* What you have to do *
Scan the records that follow, and whenever a line has the word "denominator", copy it.

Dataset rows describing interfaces

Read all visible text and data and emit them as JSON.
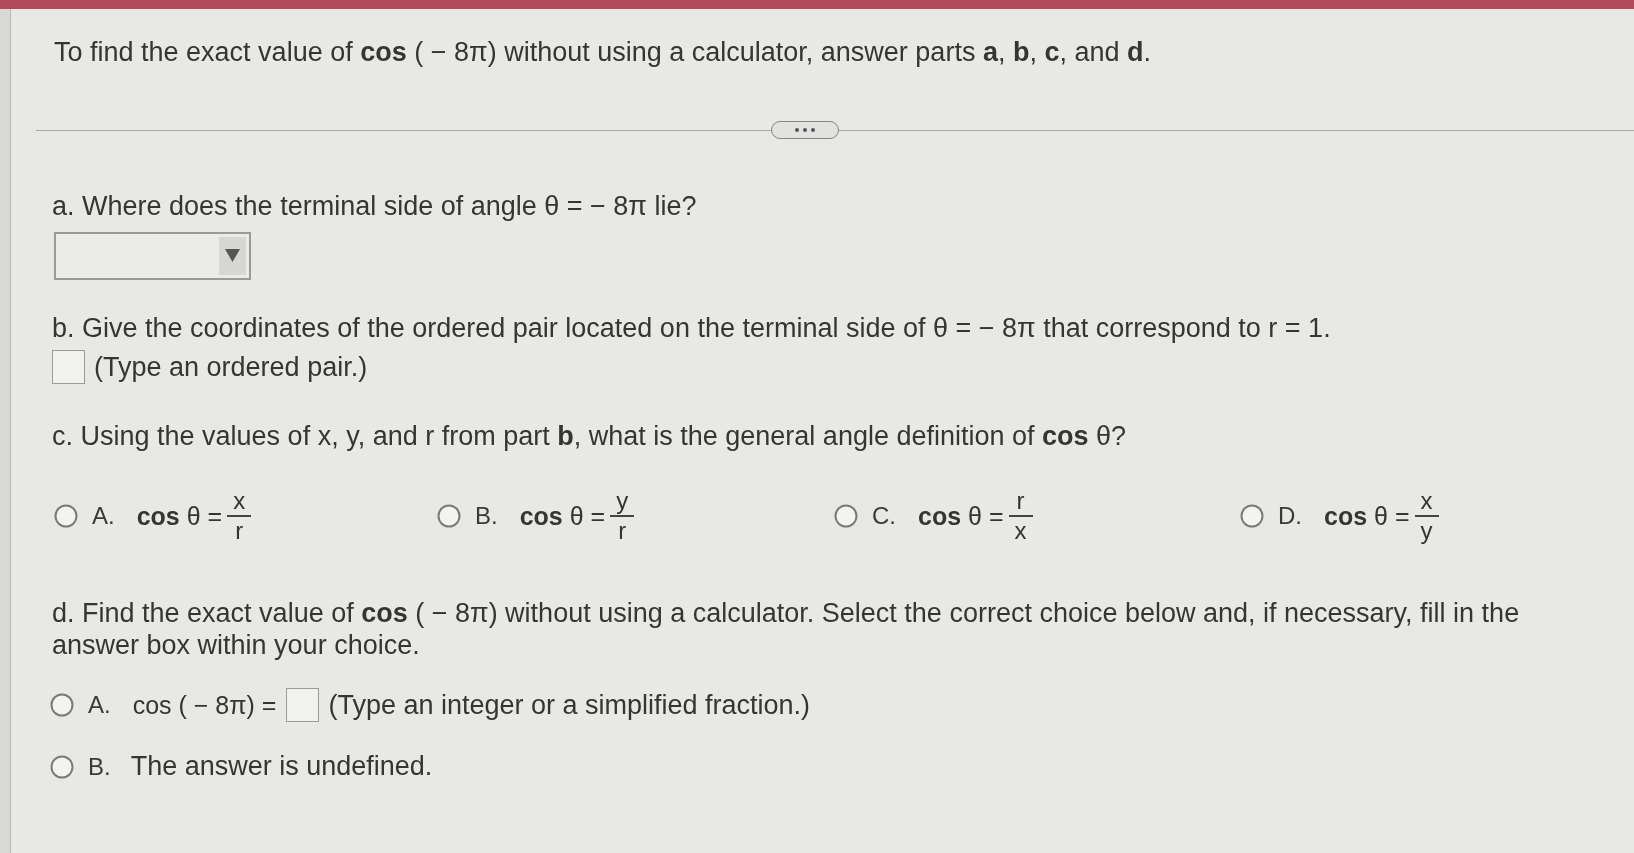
{
  "intro": "To find the exact value of **cos** ( − 8π) without using a calculator, answer parts **a**, **b**, **c**, and **d**.",
  "part_a": {
    "prompt": "a. Where does the terminal side of angle θ = − 8π lie?"
  },
  "part_b": {
    "prompt": "b. Give the coordinates of the ordered pair located on the terminal side of θ = − 8π that correspond to r = 1.",
    "hint": "(Type an ordered pair.)"
  },
  "part_c": {
    "prompt": "c. Using the values of x, y, and r from part **b**, what is the general angle definition of **cos** θ?",
    "options": [
      {
        "letter": "A.",
        "lhs": "**cos** θ =",
        "numerator": "x",
        "denominator": "r",
        "selected": false
      },
      {
        "letter": "B.",
        "lhs": "**cos** θ =",
        "numerator": "y",
        "denominator": "r",
        "selected": false
      },
      {
        "letter": "C.",
        "lhs": "**cos** θ =",
        "numerator": "r",
        "denominator": "x",
        "selected": false
      },
      {
        "letter": "D.",
        "lhs": "**cos** θ =",
        "numerator": "x",
        "denominator": "y",
        "selected": false
      }
    ]
  },
  "part_d": {
    "prompt": "d. Find the exact value of **cos** ( − 8π) without using a calculator. Select the correct choice below and, if necessary, fill in the answer box within your choice.",
    "options": [
      {
        "kind": "answer_box",
        "letter": "A.",
        "lhs": "cos ( − 8π) =",
        "hint": "(Type an integer or a simplified fraction.)",
        "selected": false
      },
      {
        "kind": "text",
        "letter": "B.",
        "text": "The answer is undefined.",
        "selected": false
      }
    ]
  }
}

* Solved problem *
        "denominator": "r",
        "denominator": "r",
        "denominator": "x",
        "denominator": "y",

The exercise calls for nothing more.